Brett Michael Dykes

In the annals of corporate rebranding, an argument could be made that Gap's recent ill-fated efforts may actually rank right up there with New Coke. But then again, New Coke stuck around for a month or so before being banished to the dustbin of marketing history, whereas Gap's logo redesign barely lasted a week.

Yes, after an "outpouring of comments" via an Internet crowd-sourcing project, Gap's corporate brass has decided to revert back to its familiar brand identity: a blue box with the word "GAP" written inside of it -- the logo that's served the clothing concern for the past 20 years. The newer logo, pictured, featured the word "Gap" in black letters against a white background, with a little blue square partly behind the P.

Yes, apparently there are people out there who are that exercised over the Gap's marketing efforts.

"We've been listening to and watching all of the comments this past week," Gap Brand North America President Marka Hansen said in a statement. "We heard them say over and over again they are passionate about our blue box logo, and they want it back. So we've made the decision to do just that -- we will bring it back across all channels."

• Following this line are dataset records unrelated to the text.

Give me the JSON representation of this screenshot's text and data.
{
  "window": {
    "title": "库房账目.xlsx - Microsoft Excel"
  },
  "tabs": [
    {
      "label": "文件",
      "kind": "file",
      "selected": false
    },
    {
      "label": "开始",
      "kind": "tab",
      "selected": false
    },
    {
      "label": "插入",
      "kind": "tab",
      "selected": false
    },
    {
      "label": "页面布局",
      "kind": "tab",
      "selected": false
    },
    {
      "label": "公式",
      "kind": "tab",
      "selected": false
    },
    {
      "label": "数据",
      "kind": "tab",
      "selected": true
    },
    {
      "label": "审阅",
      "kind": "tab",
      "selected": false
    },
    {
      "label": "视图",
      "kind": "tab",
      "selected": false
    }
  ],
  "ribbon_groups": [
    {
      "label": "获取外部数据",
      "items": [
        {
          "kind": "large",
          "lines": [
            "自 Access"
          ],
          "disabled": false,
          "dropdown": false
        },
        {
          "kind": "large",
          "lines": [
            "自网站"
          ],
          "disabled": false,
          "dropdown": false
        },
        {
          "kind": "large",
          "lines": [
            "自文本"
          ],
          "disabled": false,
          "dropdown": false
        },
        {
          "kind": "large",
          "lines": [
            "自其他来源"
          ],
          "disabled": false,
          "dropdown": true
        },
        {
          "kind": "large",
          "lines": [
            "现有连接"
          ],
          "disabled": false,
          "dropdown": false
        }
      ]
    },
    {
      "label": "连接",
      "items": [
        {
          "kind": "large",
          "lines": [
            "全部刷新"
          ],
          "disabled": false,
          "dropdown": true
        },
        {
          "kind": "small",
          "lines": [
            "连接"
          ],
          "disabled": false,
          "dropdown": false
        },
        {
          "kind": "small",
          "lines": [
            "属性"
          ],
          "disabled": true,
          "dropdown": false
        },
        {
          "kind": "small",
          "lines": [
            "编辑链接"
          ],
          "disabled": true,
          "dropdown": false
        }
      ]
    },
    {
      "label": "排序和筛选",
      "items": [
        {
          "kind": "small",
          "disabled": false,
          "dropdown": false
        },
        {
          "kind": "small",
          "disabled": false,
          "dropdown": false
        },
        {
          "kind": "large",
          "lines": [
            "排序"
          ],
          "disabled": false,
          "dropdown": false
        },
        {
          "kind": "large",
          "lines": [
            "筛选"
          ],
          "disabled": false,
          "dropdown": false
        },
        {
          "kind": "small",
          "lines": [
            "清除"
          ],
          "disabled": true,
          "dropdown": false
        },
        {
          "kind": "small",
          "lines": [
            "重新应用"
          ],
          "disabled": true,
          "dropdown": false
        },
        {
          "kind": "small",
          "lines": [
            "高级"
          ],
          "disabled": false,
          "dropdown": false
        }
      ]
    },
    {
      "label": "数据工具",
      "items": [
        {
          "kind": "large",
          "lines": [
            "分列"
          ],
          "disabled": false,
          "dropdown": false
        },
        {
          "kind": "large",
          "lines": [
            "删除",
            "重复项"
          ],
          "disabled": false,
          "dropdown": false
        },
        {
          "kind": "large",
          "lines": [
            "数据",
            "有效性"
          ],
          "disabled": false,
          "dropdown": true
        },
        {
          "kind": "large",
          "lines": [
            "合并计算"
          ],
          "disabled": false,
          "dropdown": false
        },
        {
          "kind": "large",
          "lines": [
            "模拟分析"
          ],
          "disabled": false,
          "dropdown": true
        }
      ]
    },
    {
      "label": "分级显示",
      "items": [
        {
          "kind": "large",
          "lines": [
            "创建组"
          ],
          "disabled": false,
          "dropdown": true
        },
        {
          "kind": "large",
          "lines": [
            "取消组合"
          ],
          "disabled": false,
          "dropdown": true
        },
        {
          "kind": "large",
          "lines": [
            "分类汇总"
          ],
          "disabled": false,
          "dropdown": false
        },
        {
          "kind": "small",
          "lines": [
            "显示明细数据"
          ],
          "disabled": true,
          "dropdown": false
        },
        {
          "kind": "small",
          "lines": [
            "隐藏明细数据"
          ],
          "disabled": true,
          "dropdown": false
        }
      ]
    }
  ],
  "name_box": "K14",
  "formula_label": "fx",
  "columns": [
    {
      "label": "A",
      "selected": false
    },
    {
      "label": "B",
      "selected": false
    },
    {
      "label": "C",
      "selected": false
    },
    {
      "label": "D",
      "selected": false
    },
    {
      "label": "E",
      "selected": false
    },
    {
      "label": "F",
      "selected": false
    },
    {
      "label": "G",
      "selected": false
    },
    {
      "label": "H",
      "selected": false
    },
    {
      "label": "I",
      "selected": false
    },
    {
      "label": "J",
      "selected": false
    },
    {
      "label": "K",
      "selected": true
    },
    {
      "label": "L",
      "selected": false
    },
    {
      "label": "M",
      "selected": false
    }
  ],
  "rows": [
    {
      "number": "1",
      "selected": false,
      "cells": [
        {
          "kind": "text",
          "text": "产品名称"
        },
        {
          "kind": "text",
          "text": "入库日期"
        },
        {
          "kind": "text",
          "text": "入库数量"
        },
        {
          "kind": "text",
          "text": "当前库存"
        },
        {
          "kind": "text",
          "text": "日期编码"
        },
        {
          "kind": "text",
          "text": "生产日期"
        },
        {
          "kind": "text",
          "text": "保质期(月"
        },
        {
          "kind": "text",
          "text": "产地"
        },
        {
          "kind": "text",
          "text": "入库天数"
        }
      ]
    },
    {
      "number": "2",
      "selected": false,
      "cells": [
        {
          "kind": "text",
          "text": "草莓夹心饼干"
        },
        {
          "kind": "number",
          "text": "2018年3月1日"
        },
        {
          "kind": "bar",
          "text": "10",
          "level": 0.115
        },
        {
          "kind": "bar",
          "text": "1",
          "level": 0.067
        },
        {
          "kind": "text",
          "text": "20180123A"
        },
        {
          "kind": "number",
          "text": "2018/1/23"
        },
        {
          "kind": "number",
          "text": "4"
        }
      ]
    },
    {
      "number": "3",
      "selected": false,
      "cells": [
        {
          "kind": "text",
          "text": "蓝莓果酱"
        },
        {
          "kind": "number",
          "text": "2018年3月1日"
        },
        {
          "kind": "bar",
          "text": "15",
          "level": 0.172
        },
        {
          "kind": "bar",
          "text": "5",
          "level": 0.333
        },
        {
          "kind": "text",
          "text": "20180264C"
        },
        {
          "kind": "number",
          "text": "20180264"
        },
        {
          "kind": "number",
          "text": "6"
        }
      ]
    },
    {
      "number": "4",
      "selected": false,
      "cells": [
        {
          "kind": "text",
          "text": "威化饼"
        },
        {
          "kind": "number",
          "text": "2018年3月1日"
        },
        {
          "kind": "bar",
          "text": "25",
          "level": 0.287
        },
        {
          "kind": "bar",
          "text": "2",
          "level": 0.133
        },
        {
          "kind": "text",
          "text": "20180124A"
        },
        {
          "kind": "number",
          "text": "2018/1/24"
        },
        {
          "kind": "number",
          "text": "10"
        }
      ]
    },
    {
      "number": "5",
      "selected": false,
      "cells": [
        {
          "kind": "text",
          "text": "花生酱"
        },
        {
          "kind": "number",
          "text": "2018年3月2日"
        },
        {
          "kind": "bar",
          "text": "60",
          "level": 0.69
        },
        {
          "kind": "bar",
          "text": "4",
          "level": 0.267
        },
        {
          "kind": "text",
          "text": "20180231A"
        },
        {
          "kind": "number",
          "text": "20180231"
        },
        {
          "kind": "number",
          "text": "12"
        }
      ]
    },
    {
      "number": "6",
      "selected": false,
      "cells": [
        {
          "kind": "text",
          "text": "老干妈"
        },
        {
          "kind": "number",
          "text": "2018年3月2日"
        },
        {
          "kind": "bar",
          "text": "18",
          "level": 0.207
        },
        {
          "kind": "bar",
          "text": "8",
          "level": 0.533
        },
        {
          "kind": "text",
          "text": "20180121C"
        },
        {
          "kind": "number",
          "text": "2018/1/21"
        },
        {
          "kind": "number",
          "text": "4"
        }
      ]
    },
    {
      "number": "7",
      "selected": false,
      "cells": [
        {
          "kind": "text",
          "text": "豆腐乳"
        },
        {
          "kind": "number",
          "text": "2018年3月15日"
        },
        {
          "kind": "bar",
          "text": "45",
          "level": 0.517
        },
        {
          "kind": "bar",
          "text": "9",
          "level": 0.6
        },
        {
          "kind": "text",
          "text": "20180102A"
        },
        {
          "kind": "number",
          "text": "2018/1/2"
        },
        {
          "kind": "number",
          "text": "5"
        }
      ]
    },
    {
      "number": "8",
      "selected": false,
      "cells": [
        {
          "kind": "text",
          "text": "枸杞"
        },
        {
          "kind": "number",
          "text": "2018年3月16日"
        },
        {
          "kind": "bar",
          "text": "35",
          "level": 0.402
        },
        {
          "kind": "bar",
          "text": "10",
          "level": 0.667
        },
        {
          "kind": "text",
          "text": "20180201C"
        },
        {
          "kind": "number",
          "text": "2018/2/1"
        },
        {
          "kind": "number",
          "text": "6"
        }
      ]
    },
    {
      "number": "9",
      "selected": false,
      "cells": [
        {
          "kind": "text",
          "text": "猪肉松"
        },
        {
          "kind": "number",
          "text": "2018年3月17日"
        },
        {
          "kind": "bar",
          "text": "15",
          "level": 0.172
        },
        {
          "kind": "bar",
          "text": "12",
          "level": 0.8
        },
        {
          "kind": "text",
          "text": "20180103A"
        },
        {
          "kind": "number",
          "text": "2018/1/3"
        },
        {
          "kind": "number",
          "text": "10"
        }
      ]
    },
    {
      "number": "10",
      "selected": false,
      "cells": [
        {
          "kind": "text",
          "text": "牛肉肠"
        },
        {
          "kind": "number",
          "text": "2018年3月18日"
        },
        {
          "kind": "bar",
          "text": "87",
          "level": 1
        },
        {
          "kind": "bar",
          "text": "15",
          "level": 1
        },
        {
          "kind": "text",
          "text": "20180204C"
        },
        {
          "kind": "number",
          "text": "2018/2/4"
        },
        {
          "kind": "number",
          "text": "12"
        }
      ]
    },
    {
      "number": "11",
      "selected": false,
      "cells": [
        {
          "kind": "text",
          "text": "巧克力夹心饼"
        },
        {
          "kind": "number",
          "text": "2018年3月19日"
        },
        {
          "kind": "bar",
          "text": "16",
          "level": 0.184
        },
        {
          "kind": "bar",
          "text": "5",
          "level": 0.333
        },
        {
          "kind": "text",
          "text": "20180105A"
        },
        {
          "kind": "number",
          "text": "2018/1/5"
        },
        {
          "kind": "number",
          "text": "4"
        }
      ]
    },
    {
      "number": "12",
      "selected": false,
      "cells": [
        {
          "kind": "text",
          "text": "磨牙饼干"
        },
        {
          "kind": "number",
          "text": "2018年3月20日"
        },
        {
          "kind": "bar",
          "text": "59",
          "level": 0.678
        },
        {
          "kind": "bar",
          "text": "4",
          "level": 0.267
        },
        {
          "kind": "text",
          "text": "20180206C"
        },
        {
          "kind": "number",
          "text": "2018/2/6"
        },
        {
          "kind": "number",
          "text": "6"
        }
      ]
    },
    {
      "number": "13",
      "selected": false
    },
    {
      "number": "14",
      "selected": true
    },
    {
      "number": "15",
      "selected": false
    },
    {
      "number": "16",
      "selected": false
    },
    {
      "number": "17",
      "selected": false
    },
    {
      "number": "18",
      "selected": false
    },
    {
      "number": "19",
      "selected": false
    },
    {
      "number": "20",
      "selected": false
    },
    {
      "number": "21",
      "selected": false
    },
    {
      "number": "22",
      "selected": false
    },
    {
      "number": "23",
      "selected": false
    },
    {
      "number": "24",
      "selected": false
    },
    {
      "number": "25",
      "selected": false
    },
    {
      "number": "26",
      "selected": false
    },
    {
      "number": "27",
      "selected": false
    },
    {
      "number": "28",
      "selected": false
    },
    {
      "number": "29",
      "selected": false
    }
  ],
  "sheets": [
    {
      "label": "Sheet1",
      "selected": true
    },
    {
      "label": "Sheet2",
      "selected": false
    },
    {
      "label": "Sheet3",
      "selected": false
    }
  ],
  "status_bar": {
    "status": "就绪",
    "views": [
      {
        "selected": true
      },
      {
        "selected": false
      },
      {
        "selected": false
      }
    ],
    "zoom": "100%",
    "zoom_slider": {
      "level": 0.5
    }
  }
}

[Related: Seven marketing ideas so bad, they became famous]

The Gap logo flap brings to mind a few other recent rebranding ploys that only succeeded in unleashing a fire hose of ridicule on their perpetrators. Included among them: Drake University's "D+" recruitment campaign. Then there was the Barbie-like makeover of the Sunmaid raisin girl. And a logo redesign by the Seattle's Best coffeeshop chain sparked the passions of customers who felt the new logo was painfully generic.

However, some industry watchers think that Gap may have never been all that serious about a new logo and that the whole thing was nothing more than a clever scheme for some free publicity.

"Perhaps this about-face — and not the now-ditched crowdsourcing idea — is what Gap had planned from the beginning," writes AdFreak's Tim Nudd. "You know — get people to talk about you for a week, admit your 'mistake' (in essence, underestimating how much people love you), and have the last laugh by appearing to listen to your customers and then giving them their precious logo back — a logo they never even knew they loved."

Even if the Gap's branding strategy may not have been quite this cynical, there's plenty food for thought here the next time American consumers find themselves stalwartly defending the integrity of a reverse-type brand name inside a blue box.